▸ Required work
Produce a verbatim copy of the following records, leaving out all pictures.

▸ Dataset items
+++

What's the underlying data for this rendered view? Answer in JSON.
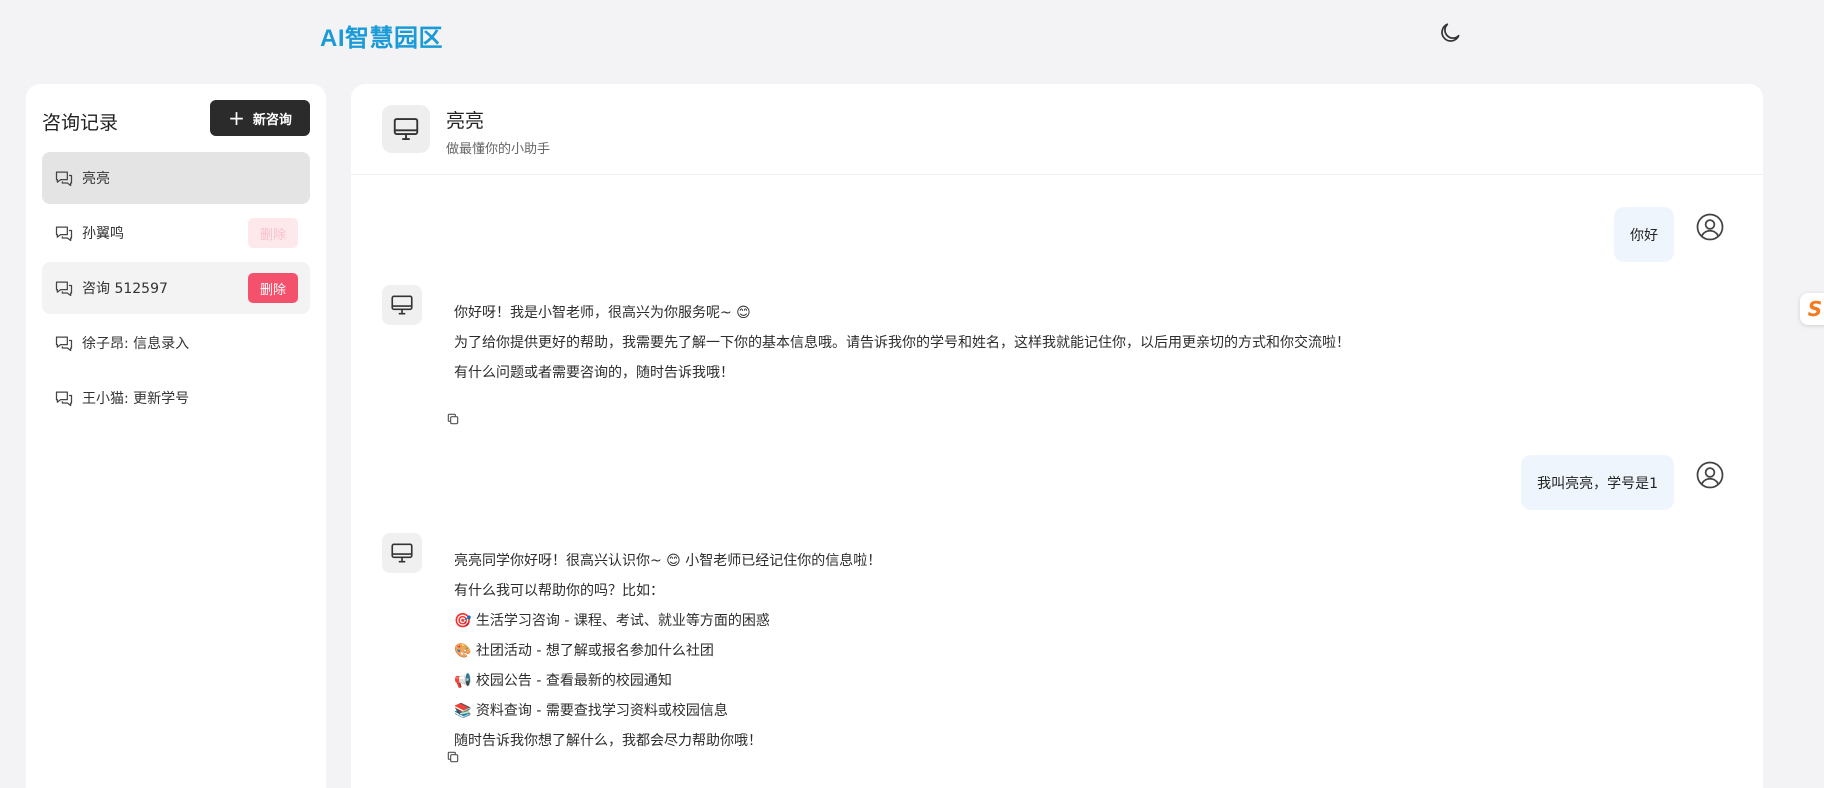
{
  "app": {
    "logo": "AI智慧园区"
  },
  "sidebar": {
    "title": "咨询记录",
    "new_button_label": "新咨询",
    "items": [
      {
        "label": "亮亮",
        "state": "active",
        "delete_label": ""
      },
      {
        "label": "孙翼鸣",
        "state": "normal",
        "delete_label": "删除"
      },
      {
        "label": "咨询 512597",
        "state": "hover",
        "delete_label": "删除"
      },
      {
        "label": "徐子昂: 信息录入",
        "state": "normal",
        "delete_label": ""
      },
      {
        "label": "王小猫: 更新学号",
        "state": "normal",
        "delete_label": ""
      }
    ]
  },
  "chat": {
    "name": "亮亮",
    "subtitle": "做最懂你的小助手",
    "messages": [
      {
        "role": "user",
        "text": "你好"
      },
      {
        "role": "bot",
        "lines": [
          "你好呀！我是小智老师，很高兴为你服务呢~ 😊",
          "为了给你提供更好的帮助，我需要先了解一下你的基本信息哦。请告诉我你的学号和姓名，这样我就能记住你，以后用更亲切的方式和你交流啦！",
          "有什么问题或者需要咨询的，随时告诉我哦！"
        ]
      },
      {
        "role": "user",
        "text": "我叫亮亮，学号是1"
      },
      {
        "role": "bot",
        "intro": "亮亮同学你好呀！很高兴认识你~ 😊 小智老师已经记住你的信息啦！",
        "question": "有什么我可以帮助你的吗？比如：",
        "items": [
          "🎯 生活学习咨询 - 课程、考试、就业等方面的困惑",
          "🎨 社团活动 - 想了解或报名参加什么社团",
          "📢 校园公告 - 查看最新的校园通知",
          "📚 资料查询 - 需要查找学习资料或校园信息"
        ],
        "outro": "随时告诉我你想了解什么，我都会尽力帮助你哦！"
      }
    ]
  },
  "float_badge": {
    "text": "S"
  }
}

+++

▸ Answer space
What's the underlying data for this rendered view? Answer in JSON.
{
  "app": {
    "logo": "AI智慧园区"
  },
  "sidebar": {
    "title": "咨询记录",
    "new_button_label": "新咨询",
    "items": [
      {
        "label": "亮亮",
        "state": "active",
        "delete_label": ""
      },
      {
        "label": "孙翼鸣",
        "state": "normal",
        "delete_label": "删除"
      },
      {
        "label": "咨询 512597",
        "state": "hover",
        "delete_label": "删除"
      },
      {
        "label": "徐子昂: 信息录入",
        "state": "normal",
        "delete_label": ""
      },
      {
        "label": "王小猫: 更新学号",
        "state": "normal",
        "delete_label": ""
      }
    ]
  },
  "chat": {
    "name": "亮亮",
    "subtitle": "做最懂你的小助手",
    "messages": [
      {
        "role": "user",
        "text": "你好"
      },
      {
        "role": "bot",
        "lines": [
          "你好呀！我是小智老师，很高兴为你服务呢~ 😊",
          "为了给你提供更好的帮助，我需要先了解一下你的基本信息哦。请告诉我你的学号和姓名，这样我就能记住你，以后用更亲切的方式和你交流啦！",
          "有什么问题或者需要咨询的，随时告诉我哦！"
        ]
      },
      {
        "role": "user",
        "text": "我叫亮亮，学号是1"
      },
      {
        "role": "bot",
        "intro": "亮亮同学你好呀！很高兴认识你~ 😊 小智老师已经记住你的信息啦！",
        "question": "有什么我可以帮助你的吗？比如：",
        "items": [
          "🎯 生活学习咨询 - 课程、考试、就业等方面的困惑",
          "🎨 社团活动 - 想了解或报名参加什么社团",
          "📢 校园公告 - 查看最新的校园通知",
          "📚 资料查询 - 需要查找学习资料或校园信息"
        ],
        "outro": "随时告诉我你想了解什么，我都会尽力帮助你哦！"
      }
    ]
  },
  "float_badge": {
    "text": "S"
  }
}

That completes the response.